§ **Problem details**
Read through the entries below and copy each line where "circle" turns up.

§ **Input material**
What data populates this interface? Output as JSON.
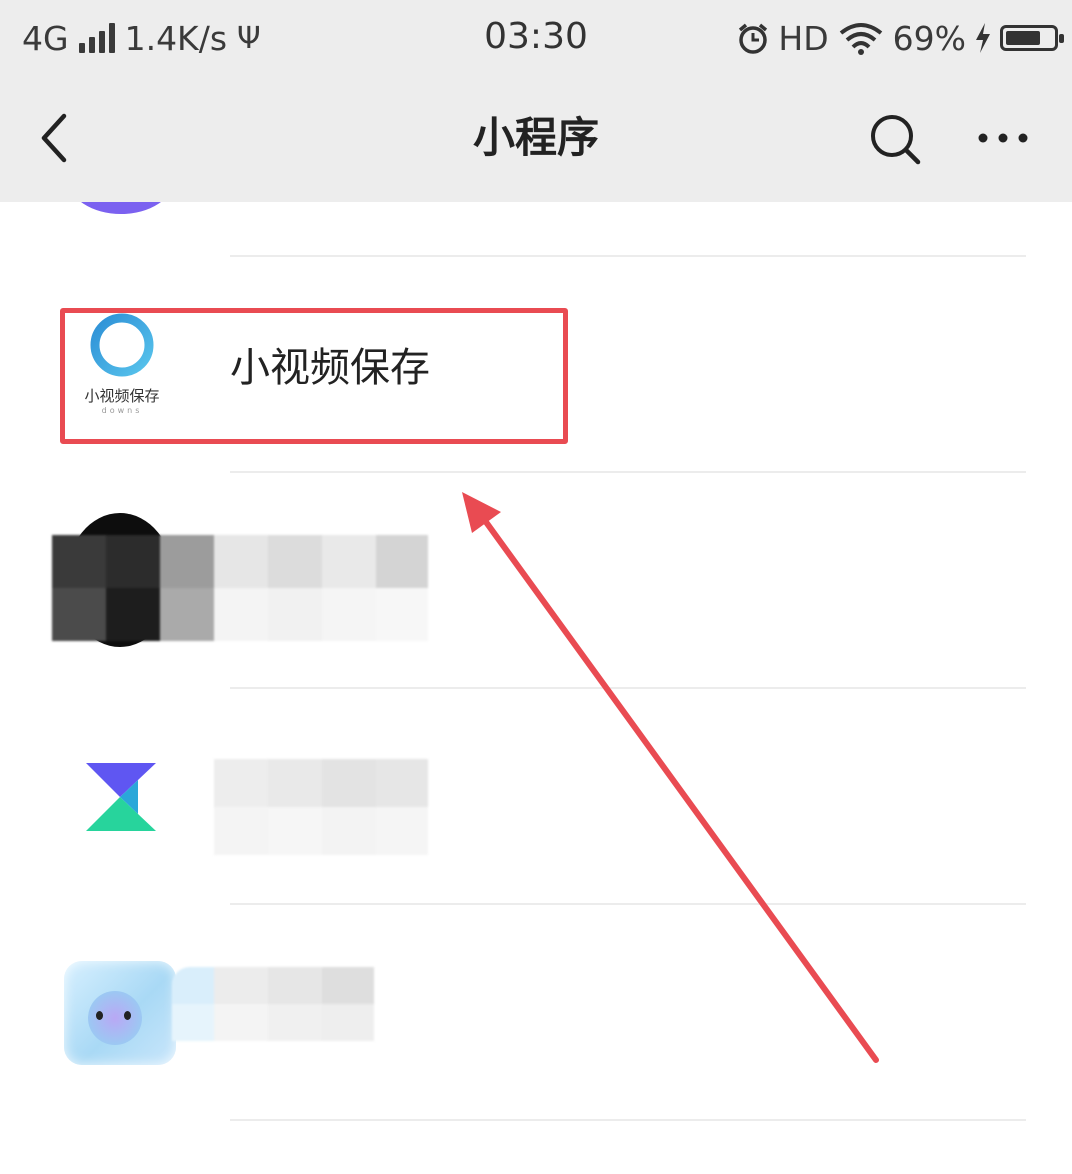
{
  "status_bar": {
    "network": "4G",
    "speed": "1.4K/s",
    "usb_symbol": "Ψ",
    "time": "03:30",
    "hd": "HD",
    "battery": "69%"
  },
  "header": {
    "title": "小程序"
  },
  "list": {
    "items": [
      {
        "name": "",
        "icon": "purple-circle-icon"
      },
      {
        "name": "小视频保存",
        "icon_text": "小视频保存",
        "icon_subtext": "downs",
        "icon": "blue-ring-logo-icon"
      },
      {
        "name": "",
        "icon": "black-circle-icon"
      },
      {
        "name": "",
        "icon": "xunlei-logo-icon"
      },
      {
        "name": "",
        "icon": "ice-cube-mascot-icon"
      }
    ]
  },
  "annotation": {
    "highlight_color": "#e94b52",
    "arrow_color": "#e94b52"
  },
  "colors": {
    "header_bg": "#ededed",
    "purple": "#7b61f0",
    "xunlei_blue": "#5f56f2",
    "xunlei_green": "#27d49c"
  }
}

§ **Reply to the exercise**
        "icon": "purple-circle-icon"
        "icon": "black-circle-icon"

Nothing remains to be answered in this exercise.